▶ [Required action]
What is the number of lines below that include "title"? Give that number alone.

▶ [Given records]
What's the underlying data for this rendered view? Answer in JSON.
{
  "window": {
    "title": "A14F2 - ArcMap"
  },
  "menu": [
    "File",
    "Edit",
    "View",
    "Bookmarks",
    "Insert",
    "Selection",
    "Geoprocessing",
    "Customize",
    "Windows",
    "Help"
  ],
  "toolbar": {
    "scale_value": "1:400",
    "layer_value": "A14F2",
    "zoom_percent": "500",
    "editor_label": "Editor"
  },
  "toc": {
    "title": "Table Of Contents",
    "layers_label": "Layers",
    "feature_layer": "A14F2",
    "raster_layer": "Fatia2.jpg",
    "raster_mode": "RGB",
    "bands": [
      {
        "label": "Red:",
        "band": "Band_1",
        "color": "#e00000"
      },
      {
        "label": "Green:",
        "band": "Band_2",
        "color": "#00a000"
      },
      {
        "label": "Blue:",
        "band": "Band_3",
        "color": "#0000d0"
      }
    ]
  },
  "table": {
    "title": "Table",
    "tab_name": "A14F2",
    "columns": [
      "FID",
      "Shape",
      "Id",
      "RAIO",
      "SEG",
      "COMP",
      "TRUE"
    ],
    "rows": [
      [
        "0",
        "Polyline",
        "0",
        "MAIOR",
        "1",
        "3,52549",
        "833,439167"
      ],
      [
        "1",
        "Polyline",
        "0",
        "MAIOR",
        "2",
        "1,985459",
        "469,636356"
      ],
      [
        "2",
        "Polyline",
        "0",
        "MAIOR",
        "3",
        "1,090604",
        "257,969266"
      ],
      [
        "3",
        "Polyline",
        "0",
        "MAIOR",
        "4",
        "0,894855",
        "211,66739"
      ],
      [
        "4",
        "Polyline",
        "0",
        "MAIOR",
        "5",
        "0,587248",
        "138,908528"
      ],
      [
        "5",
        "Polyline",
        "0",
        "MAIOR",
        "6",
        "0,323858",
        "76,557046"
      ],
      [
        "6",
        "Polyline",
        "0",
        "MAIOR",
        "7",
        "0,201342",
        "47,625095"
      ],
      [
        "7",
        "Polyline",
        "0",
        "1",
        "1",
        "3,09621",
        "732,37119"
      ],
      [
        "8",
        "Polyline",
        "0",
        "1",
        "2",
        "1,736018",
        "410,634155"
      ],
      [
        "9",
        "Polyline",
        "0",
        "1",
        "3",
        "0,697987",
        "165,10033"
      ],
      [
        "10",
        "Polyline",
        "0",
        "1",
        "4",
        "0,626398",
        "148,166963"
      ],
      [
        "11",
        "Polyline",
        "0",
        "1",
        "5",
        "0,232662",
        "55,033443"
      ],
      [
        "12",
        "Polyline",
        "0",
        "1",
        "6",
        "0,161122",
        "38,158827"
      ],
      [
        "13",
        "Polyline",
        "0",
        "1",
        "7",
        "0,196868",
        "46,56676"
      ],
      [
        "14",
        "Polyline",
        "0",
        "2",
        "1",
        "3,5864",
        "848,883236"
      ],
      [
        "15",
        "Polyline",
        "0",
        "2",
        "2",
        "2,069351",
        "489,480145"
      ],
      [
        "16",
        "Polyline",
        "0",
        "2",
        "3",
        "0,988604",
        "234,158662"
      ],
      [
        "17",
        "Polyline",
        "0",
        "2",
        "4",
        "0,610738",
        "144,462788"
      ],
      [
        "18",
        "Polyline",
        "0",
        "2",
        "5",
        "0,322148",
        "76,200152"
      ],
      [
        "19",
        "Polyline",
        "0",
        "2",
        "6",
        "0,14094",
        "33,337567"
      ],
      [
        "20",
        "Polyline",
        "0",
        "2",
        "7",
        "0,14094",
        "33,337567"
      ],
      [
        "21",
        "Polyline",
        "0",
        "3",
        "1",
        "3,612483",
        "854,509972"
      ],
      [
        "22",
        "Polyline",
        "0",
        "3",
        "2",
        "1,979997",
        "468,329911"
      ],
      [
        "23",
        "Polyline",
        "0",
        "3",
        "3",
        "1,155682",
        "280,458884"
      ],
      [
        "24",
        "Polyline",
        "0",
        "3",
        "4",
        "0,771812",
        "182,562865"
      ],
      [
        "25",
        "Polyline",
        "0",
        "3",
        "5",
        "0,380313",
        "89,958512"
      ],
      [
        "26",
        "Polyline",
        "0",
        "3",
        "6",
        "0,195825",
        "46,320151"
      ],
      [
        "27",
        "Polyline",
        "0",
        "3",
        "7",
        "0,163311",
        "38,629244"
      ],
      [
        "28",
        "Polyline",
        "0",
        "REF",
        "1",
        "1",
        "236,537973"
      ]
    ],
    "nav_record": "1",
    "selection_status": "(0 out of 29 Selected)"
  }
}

▶ [Solution to the exercise]
3